»»
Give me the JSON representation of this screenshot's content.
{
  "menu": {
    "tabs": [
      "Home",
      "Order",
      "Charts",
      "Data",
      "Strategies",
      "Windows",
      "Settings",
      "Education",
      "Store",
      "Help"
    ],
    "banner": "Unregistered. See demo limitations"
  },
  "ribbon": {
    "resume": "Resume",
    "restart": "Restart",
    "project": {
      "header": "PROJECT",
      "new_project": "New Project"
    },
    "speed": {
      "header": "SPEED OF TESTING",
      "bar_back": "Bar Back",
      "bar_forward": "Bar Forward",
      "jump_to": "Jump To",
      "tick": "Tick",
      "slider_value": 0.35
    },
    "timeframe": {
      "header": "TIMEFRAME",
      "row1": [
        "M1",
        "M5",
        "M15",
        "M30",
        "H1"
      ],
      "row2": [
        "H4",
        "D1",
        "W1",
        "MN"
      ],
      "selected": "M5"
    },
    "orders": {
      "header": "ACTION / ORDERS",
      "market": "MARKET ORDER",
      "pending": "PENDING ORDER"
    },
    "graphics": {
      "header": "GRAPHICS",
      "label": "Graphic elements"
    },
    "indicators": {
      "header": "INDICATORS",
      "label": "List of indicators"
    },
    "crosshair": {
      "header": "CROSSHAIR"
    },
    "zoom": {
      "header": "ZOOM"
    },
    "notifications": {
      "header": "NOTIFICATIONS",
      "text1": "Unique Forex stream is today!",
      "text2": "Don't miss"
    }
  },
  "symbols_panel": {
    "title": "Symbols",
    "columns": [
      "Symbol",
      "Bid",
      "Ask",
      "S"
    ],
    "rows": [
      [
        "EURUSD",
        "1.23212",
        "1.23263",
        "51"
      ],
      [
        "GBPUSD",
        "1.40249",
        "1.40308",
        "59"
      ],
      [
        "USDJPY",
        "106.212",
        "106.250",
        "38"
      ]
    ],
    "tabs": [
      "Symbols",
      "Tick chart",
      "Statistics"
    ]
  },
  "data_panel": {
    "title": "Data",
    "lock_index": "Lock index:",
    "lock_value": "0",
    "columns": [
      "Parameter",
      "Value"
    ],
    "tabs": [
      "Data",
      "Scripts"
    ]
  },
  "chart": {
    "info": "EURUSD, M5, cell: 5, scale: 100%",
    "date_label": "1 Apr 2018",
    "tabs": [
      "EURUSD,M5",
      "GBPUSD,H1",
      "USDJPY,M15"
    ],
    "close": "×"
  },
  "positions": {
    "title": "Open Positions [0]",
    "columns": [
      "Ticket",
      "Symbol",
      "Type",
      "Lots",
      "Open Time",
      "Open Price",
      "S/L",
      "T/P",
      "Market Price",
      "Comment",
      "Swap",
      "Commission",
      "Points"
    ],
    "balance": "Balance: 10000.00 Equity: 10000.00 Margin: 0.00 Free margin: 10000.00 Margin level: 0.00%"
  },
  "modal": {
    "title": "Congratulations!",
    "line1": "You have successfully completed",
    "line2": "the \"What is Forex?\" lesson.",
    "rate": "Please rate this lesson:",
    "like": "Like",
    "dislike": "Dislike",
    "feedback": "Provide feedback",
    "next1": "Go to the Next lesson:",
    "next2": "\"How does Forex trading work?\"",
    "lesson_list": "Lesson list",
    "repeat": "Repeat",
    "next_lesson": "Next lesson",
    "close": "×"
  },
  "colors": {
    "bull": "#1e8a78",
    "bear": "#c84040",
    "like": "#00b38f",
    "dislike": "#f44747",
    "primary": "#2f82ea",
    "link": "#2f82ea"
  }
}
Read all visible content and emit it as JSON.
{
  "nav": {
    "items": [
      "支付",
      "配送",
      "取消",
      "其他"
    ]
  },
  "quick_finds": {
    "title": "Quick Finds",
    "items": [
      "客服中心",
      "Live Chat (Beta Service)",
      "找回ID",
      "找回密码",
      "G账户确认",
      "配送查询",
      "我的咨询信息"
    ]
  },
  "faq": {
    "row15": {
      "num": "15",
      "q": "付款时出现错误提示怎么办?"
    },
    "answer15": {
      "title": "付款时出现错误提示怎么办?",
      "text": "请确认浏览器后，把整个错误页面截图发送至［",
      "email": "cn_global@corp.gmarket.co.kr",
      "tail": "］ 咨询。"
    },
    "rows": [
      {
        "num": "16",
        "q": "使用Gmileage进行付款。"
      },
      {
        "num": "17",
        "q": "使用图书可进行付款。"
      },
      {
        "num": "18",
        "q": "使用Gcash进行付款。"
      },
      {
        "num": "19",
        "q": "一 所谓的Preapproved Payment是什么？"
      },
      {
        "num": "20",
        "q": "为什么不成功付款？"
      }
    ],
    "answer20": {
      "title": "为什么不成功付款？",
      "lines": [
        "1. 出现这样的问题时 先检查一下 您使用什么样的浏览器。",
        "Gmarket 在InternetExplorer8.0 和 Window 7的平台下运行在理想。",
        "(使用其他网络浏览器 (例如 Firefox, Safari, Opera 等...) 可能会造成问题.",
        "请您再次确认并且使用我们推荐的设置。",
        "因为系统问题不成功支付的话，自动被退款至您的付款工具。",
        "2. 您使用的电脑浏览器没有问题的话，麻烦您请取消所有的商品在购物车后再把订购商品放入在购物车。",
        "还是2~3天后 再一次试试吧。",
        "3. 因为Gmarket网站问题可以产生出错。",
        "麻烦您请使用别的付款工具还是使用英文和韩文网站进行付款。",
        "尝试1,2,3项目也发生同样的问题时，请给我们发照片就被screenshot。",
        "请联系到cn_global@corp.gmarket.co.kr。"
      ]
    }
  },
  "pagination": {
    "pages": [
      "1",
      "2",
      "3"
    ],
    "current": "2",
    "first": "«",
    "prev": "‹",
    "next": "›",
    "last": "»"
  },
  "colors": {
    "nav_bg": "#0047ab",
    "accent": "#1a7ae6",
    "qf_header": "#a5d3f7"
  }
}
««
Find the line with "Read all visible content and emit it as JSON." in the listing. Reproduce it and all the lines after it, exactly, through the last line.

Solution to this exercise:
Read all visible content and emit it as JSON.
{
  "nav": {
    "items": [
      "支付",
      "配送",
      "取消",
      "其他"
    ]
  },
  "quick_finds": {
    "title": "Quick Finds",
    "items": [
      "客服中心",
      "Live Chat (Beta Service)",
      "找回ID",
      "找回密码",
      "G账户确认",
      "配送查询",
      "我的咨询信息"
    ]
  },
  "faq": {
    "row15": {
      "num": "15",
      "q": "付款时出现错误提示怎么办?"
    },
    "answer15": {
      "title": "付款时出现错误提示怎么办?",
      "text": "请确认浏览器后，把整个错误页面截图发送至［",
      "email": "cn_global@corp.gmarket.co.kr",
      "tail": "］ 咨询。"
    },
    "rows": [
      {
        "num": "16",
        "q": "使用Gmileage进行付款。"
      },
      {
        "num": "17",
        "q": "使用图书可进行付款。"
      },
      {
        "num": "18",
        "q": "使用Gcash进行付款。"
      },
      {
        "num": "19",
        "q": "一 所谓的Preapproved Payment是什么？"
      },
      {
        "num": "20",
        "q": "为什么不成功付款？"
      }
    ],
    "answer20": {
      "title": "为什么不成功付款？",
      "lines": [
        "1. 出现这样的问题时 先检查一下 您使用什么样的浏览器。",
        "Gmarket 在InternetExplorer8.0 和 Window 7的平台下运行在理想。",
        "(使用其他网络浏览器 (例如 Firefox, Safari, Opera 等...) 可能会造成问题.",
        "请您再次确认并且使用我们推荐的设置。",
        "因为系统问题不成功支付的话，自动被退款至您的付款工具。",
        "2. 您使用的电脑浏览器没有问题的话，麻烦您请取消所有的商品在购物车后再把订购商品放入在购物车。",
        "还是2~3天后 再一次试试吧。",
        "3. 因为Gmarket网站问题可以产生出错。",
        "麻烦您请使用别的付款工具还是使用英文和韩文网站进行付款。",
        "尝试1,2,3项目也发生同样的问题时，请给我们发照片就被screenshot。",
        "请联系到cn_global@corp.gmarket.co.kr。"
      ]
    }
  },
  "pagination": {
    "pages": [
      "1",
      "2",
      "3"
    ],
    "current": "2",
    "first": "«",
    "prev": "‹",
    "next": "›",
    "last": "»"
  },
  "colors": {
    "nav_bg": "#0047ab",
    "accent": "#1a7ae6",
    "qf_header": "#a5d3f7"
  }
}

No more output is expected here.